In this post I thought I would talk about my experience of getting a social security card as a US immigrant and non US citizen, once I had arrived in the USA on my K1 Fiance Visa. After all my troubles with trying to open a non US citizen bank account, I will not pretend that I was not a little nervous about trying to jump another bureaucratic hurdle. But a US Social Security Card is essential in America for many things: the social security card itself can be used as proof of ID, plus you need the Social Security Number (SSN) that comes with it too.
The closest thing to a US Social Security Number in the UK, where I am from, is the National Insurance number. However, we only generally use that for work, tax, and claiming benefits in Britain. As I mentioned, you need a US Social Security Card and Social Security Number (SSN) for all sorts of things in America. In the UK, you often have to use your passport as I.D. and occasionally your driving license as I.D. In the USA, your Social Security Card and Driving License are requested constantly for I.D. purposes and there is no assumption that you have a passport (many Americans don’t have passports).
How do I get a social security card?
You need to find out where your local social security office is. If you are unsure, look it up on the internet. I went down to my local social security office with my wife shortly after getting married in Florida. There was no appointment system, we were told just to turn up and join the queue.
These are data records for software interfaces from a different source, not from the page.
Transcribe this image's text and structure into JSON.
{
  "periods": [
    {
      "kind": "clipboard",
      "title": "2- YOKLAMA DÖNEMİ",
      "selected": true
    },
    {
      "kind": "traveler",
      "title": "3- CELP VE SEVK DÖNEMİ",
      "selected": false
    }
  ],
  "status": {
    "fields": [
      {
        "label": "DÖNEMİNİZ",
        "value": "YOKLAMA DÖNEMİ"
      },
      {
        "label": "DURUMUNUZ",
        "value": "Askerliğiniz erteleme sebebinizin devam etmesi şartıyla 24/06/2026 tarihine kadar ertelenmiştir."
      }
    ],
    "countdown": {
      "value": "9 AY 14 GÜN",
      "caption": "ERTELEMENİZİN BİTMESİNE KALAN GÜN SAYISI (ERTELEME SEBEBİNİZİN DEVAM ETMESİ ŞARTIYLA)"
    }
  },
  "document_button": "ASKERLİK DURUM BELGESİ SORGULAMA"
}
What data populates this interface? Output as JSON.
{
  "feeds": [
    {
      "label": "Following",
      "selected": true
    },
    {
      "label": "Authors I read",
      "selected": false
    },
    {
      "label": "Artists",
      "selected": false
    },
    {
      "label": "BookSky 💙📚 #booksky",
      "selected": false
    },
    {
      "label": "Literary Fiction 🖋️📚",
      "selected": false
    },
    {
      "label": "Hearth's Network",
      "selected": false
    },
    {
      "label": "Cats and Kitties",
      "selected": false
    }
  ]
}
I took along some I.D.: my passport with the I-94 in it and my marriage license. I also took along a social security form applying for a US social security card and SSN that I had filled out in advance. The Social Security Office had a lot of similarities with its British equivalent - if you have ever had to make a claim for unemployment or another welfare benefit, you probably won’t be phased by the experience, a waiting room full of bored and demoralized people kept waiting for a long period of time. The only major difference from Britain was that we were checked over for guns by the security guard on the way in.
Eventually we were seen by one of the ladies at a hatch. She dealt with my case efficiently and I was told that I would receive my card in about 2 weeks, which turned out to be an accurate. My social security card was a standard one, apart from it stating on the front that it was "Valid for Work with DHS Authorization Only". This was because I didn’t have a US green card or EAD. Once you get your work authorization documents, you can go back to the social security office and they will swap your social security card for one without the legend on it (you need a US green card or EAD). The SSN stays the same. Unlike most of the K1 Fiance visa stuff, the social security process was completely free at every stage.